Bob was one of the other guests at the first AirBnB I was staying in. He would sit on the front steps of his room in his bathrobe in the morning, smoking and watching the highlight reel from the Cubs game from the night before. I would be on my way to the library to work, or on my way to my car to drive to class, or be locked out my room after a shower because I had taken the wrong key with me.
We would chat. And as we chatted, it became clear to me that he wasn't exactly a doer. Successful in his own way, surely, and traveling in a nice albeit very dirty Cadillac, I began to get the impression that he did what came easily.
Three days before he had to leave, I walked out to my car to run errands and realized I had a flat tire. And there was Bob bemoaning my "bad morning" for me. To me though, it was an easy fix. As a farm-kid, I had changed my fair share of tires, and had the spare on in no time, ran it to a repair shop, and had it patched and back on the car by lunch for 20 smackers. Not bad.
Two days before he had to leave, I noticed that Bob had a flat tire himself, and I made sure to tell him. When I offered to change it for him and he happily agreed. But this time it wasn't so simple. His sweet ride didn't have a spare tire or a repair kit, and the nuts on the tire were cinched down impossibly tight. While I spent the better part of an hour wrenching on the nuts like a maniac using the kit from my own car, he was on the phone with AAA, and high as a kite to boot, trying to explain what state he lived in to multiple customer service reps. I didn't give him good odds, but he insisted it would be easier this way and he didn't care about the cost of towing. About three customer service reps in, I found a 2x4 plank to use as leverage and finally loosened the nuts enough to remove the tire. I ran it to a repair shop and had it back on the car in a half an hour, again for 20 bucks. It was as much a relief for me as it was for him, and he was over the moon about it.
Later that evening, after his head had cleared a bit, he knocked on my door and handed me 200 dollars for getting him back on the road. I was dumbstruck, how could it really be worth that much to him? Then I thought about Bob himself, the go with the flow guy who told me himself that he was "a laid-back guy" and even called himself lazy. Who didn't panic about a flat tire because it was it was worth the money to just have somebody else worry about for him.
His name, of course, isn't really Bob. He was very amicable, and fun to talk to. Bob didn't seem to really sink or swim. He was just bobbing- he knew it and he had accepted it.

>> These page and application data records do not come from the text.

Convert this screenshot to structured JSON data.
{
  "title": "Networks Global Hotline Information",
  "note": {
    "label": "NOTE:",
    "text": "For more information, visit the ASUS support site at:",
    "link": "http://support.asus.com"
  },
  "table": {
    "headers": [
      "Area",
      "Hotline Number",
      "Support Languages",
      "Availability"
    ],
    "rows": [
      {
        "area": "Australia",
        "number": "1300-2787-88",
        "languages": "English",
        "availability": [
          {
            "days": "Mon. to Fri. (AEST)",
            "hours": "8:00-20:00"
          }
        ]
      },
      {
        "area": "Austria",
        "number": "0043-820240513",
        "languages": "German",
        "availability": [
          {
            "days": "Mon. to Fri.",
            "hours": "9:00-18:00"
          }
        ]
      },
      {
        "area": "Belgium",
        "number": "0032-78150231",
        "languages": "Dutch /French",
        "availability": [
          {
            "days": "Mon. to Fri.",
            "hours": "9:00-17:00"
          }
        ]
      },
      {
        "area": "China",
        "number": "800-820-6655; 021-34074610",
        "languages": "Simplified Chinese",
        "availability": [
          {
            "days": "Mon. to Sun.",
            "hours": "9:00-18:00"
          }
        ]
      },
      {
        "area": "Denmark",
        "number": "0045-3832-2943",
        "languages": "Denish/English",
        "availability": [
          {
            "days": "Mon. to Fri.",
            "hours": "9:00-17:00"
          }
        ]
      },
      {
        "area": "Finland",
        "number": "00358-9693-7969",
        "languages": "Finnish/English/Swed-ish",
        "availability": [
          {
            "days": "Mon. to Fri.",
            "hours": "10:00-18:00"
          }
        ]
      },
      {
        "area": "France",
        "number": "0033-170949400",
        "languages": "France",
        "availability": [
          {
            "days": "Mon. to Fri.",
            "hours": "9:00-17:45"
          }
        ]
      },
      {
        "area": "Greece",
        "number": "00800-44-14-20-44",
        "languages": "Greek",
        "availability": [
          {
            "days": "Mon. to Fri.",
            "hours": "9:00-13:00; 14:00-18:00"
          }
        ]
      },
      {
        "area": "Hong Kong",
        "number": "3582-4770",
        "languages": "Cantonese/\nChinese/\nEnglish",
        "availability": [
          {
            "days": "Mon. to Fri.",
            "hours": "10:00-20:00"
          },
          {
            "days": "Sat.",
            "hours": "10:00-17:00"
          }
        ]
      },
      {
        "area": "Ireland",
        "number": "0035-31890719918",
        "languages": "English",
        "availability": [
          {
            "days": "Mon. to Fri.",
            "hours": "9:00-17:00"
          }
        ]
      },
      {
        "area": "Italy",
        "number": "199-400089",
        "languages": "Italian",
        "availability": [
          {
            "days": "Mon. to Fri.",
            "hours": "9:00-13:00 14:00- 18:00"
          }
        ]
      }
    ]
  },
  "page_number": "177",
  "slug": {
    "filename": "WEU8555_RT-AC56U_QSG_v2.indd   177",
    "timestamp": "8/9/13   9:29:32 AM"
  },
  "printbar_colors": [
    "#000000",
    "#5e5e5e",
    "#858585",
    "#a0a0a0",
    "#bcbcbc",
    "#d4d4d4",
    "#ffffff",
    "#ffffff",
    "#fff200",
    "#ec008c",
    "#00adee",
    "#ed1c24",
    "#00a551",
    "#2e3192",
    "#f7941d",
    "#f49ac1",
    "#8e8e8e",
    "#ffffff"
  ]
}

I realized that there was a third option aside from sinking or swimming, there was being Bob, and didn't want to be Bob. To me, it would be a fate worse than sinking. It would mean accepting whatever easy solution came my way and denying that my love of art and storytelling means pursuing it further.
A little mushy, this one, but it's a setup for the next episode.
In the spirit of the saying that "it's not the destination, but the journey that's important", I've titled this series "Getting There." While I appreciate this saying, the journey would not exist if not for the destination, therefore the title "Getting There" is a reference as much to the destination as it is to the journey. The "Getting There" series is a collection of brief, episodic articles describing my ongoing journey into the animation industry.
By Alex Esbenshade